Become Lean and Mean — March 2016

This post concerns Financial Management

Financial management is a crucial aspect of any growing business. An effective CFO can improve the firm’s financial management function by adopting methodologies that have proven successful in other facets of the business of enormously successful companies. One methodology is known as Lean. We believe successful application of Lean for financial management will help maximize the returns from profitable growth.

Lean is a concept that was originally applied to manufacturing. Well known success stories include Toyota, and many U.S. industrial firms. Improved service metrics, process times, delivery times, and costs as well as reduced bottlenecks result from the proper design and implementation of a Lean system. As it applies to finance, a Lean system must be implemented so that the finance mission is aligned with the business strategy by recognizing the interrelationship between financial and non-financial goals.

In the remainder of this post we examine the goals and concepts of a Lean system, what the Lean system accomplishes, means of implementation and operation, and applications to the various financial functions at the firm.

To design an effective Lean system, the CFO must think in terms of process rather than function. Such a paradigm drives the finance function to be service oriented to other parts of the firm as well as customers and suppliers. Thus, the CFO must craft a finance organization that is tied to competitive and operational realities while remaining aligned with the company’s strategic mission. The results of such an approach include reduced transaction costs through technology, metrics, benchmarking, shared services and outsourcing.

This goal is achieved by a focus on continuous improvement to all relevant processes. The effort entails constant efforts to reduce waste and improve profitability and is driven by rigorous analysis of operating data.
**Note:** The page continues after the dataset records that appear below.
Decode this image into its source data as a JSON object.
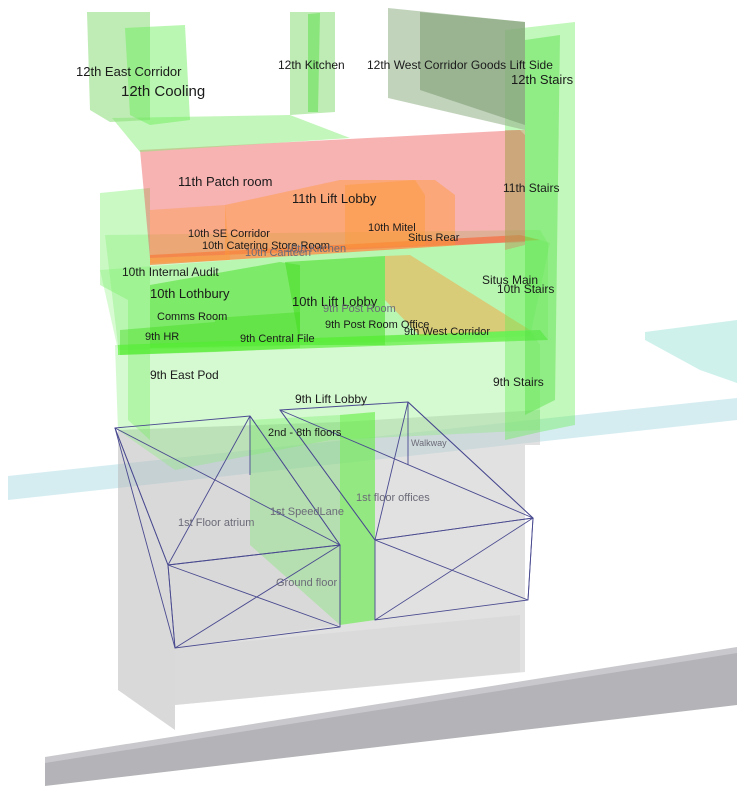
{
  "labels": {
    "east_corridor_12": "12th East Corridor",
    "cooling_12": "12th Cooling",
    "kitchen_12": "12th Kitchen",
    "west_corridor_12": "12th West Corridor Goods Lift Side",
    "stairs_12": "12th Stairs",
    "patch_room_11": "11th Patch room",
    "lift_lobby_11": "11th Lift Lobby",
    "stairs_11": "11th Stairs",
    "se_corridor_10": "10th SE Corridor",
    "catering_store_10": "10th Catering Store Room",
    "canteen_10": "10th Canteen",
    "kitchen_10": "10th Kitchen",
    "mitel_10": "10th Mitel",
    "situs_rear": "Situs Rear",
    "internal_audit_10": "10th Internal Audit",
    "situs_main": "Situs Main",
    "stairs_10": "10th Stairs",
    "lothbury_10": "10th Lothbury",
    "lift_lobby_10": "10th Lift Lobby",
    "post_room_9": "9th Post Room",
    "comms_room": "Comms Room",
    "post_room_office_9": "9th Post Room Office",
    "hr_9": "9th HR",
    "central_file_9": "9th Central File",
    "west_corridor_9": "9th West Corridor",
    "east_pod_9": "9th East Pod",
    "stairs_9": "9th Stairs",
    "lift_lobby_9": "9th Lift Lobby",
    "floors_2_8": "2nd - 8th floors",
    "walkway": "Walkway",
    "atrium_1": "1st Floor atrium",
    "speedlane_1": "1st SpeedLane",
    "offices_1": "1st floor offices",
    "ground_floor": "Ground floor"
  },
  "colors": {
    "volume_green": "#66ee55",
    "volume_red": "#ee5555",
    "volume_orange": "#ff9933",
    "building_gray": "#bfbfbf",
    "street_gray": "#b4b4b8",
    "walkway_cyan": "#bfe8ea",
    "wireframe_blue": "#4a4a90"
  }
}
Since lean concentrates on process rather than the structure and function of various departments, the CFO must look at the flow of data, information, and cash. Successful design of process flow is characterized by automated workflow (such as touchless and paperless procedures); integration of the financial process with operational needs; replacement of periodic reviews or examinations with a system that reviews exceptions to expectations. This approach helps avoid waste, low value work, micro managing, bureaucracy, and under utilization of personnel.

The first step in the implementation of an effective Lean system is to adopt the process flow to the company’s overall strategy and competitive differentiators. The key elements involved in achieving this goal include listening to the customer; empowering employees to enable a self serviceable system; and flexible processes that can be customized.

The design of a Lean system must focus on service to all aspects of the organization from the CEO to customer service and delivery personnel. The key driver for this process should be a responsive and user sensitive attitude. To achieve this, the CFO must strive to reduce cycle time, integrate technology to serve diverse areas of the firm, collaborate with users and stakeholders; and ensure the system can automatically adjust to changing conditions.

Effective operation of a Lean system requires the development of cost targets and performance metrics. The effort DOES NOT entail emphasis on searching for the largest cost to cut, but on reviewing the processes and make them more efficient and result in reduced costs. To do this, the CFO must concentrate on and understand the entire enterprise. One must listen to the people on the front liens (i.e. credit and collection and inventory control) and resist the temptation to propose “across the board” solutions.

Performance goals must be measurable and benchmarked to respected industry leaders. There must be constant analysis of raw data to determine how tasks can be performed more effectively, moving towards a zero exceptions environment, i.e. driving towards perfection.

If successful in accomplishing the foregoing, the results will reflect a finance function that provides business analysis, develops innovative solutions, reduces operating costs, utilizes quick analysis to adjust to unexpected change, and focuses on overall business performance. These results will drive profitable growth.

The subsequent paragraphs will show how Lean methodology can be applied to various financial functions.

For service driven, transactional functions like billing and inventory control, the Lean system must emphasize flexibility to improve service.

For cost driven, shared service or outsourced functions such as payroll, accounts payable, general ledger accounting and travel & entertainment, the Lean system should stress process uniformity and best practices to drive down costs.

For strategically focused functions, for instance, performance analysis, budgeting, pricing decisions, planning and acquisitions, the Lean system should devise processes that provide maximum flexibility, responsive service, and innovation to drive efficient and optimal decision-making.

For externally driven functions, for example, corporate governance, financial reporting, taxes, treasury, and regulatory relations, the Lean system should develop processes that encourage cost control, uniformity, and alignment of functions that minimizes friction amongst related functions. The result will be to avoid costly mistakes and unnecessary expense.

Financial management is a crucial aspect of any growing business. An effective CFO can improve the firm’s financial management function by adopting methodologies that have proven successful in other facets of the business of enormously successful companies. One methodology is known as Lean. We believe successful application of Lean for financial management will help maximize the returns from profitable growth.

Capitol CFO Solutions serves clients in Washington D.C., Maryland, and Virginia. Please contact us for a free consultation.